In 1864, plaintiff's father accepted the absolute ownership of part of the widow's estate from Chellathammal under Exhibit VII, and plaintiff acquiesced in that by joining in the sale thereof to Kuppusawmy Dikshitar under Exhibit I, and says as plaintiff's witness No. 1 that he was personally aware of the alienation under Exhibit A, and must have known that the alienation was invalid unless made for proper causes. He was also present when Exhibit II, under which the property in dispute was sold, was executed. Then again in 1873, Kuppusamy Dikshitar brought two suits, Original Suits Nos. 60 and 61 of 1873 on the file of the Court of the District Munsif of Shiyali, to recover the properties sold under Exhibits I and II. Plaintiff was a party to both suits and in both admitted that the suit property belonged to the respective vendors, i.e., himself and Ramanatha Dikshitar although in the suit against the latter, there was no reason why he should have made any such admission, so far as his interests in that suit were concerned. Prom these facts, it is clear that plaintiff all along treated the alienation under Exhibit A as valid, but it is contended that, even if so much be conceded, plaintiff did not intend thereby to bind his own interests as reversioner. Plaintiff has been examined as a witness, but gives us no help in arriving at a conclusion as to his intentions, beyond a false statement that he did not know whether Ramanath Dikshitar sold the suit property to Kuppusamy Dikshitar. This statement is falsified by the judgments in the suits of 1873 (Exhibits III and IV). It must, therefore, be presumed that the plaintiff was not unaware that he was a presumptive reversioner, and must have intended the legal consequences of his acts. We must, therefore, hold, to adopt the language of their Lordships of the Privy Council in Hari Kishen Bhagat v. Kashi Parshad Singh 27 Ind. Cas. 674 : 17 M.L.T. 115 : 17 Bom. L.R. 426, that the evidence is such as to 'establish that upon an intelligent understanding of the nature of his dealings plaintiff, concurred in binding his interests as reversioner'.

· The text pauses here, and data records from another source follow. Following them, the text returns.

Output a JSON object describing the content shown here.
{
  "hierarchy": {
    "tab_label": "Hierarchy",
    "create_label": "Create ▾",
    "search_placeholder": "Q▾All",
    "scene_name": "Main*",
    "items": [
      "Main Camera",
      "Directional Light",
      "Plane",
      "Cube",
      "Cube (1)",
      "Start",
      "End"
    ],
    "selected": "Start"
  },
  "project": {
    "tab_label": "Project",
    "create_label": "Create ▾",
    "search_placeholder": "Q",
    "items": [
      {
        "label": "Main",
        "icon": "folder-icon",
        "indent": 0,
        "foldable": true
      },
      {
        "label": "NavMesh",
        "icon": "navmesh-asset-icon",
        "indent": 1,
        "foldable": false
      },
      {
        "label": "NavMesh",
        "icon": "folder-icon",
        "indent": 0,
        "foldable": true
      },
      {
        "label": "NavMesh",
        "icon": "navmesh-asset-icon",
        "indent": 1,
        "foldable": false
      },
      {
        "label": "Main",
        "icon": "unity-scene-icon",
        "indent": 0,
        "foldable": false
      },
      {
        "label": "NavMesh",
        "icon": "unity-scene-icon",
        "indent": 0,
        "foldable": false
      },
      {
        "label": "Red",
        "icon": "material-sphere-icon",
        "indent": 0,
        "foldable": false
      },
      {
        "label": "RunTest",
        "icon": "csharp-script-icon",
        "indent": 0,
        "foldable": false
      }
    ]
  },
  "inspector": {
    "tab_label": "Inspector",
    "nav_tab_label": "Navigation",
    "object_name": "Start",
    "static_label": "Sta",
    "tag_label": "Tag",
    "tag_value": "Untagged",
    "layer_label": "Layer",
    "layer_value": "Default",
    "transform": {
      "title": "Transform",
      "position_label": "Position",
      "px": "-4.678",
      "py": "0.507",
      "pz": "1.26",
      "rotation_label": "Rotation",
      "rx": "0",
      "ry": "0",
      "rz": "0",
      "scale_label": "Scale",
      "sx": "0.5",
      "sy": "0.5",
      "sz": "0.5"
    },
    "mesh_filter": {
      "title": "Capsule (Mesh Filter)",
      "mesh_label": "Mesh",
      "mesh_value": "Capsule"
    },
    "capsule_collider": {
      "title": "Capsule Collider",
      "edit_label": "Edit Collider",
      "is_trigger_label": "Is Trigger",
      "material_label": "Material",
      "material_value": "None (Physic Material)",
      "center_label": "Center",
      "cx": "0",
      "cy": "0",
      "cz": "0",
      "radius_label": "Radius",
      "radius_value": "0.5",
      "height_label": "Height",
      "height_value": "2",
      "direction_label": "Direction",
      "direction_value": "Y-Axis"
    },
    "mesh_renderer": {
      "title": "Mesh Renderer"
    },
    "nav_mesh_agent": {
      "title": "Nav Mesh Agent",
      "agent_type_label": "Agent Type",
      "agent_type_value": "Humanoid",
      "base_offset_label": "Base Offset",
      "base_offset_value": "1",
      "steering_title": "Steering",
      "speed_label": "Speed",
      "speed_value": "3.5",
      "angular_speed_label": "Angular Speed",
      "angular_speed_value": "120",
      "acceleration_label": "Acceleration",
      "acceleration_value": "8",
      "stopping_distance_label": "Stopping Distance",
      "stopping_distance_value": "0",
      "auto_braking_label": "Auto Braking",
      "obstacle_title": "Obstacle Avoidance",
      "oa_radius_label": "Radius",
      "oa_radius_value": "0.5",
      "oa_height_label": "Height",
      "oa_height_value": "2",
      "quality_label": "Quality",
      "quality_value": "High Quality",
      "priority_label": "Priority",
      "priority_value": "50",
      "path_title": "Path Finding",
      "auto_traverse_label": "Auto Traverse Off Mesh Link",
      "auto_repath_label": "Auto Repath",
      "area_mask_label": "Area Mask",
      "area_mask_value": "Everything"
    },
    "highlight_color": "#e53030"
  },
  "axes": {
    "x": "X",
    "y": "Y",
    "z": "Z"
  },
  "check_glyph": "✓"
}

We hold that the consent is proved and the plaintiff is thus estopped from disputing the, validity of the alienation under Exhibit A.
5. In this view, we think it unnecessary to deal with the other two points raised in appeal. The appeal is allowed with costs both here and in the lower Appellate Court the District Munsif's decree restored.
6. I agree.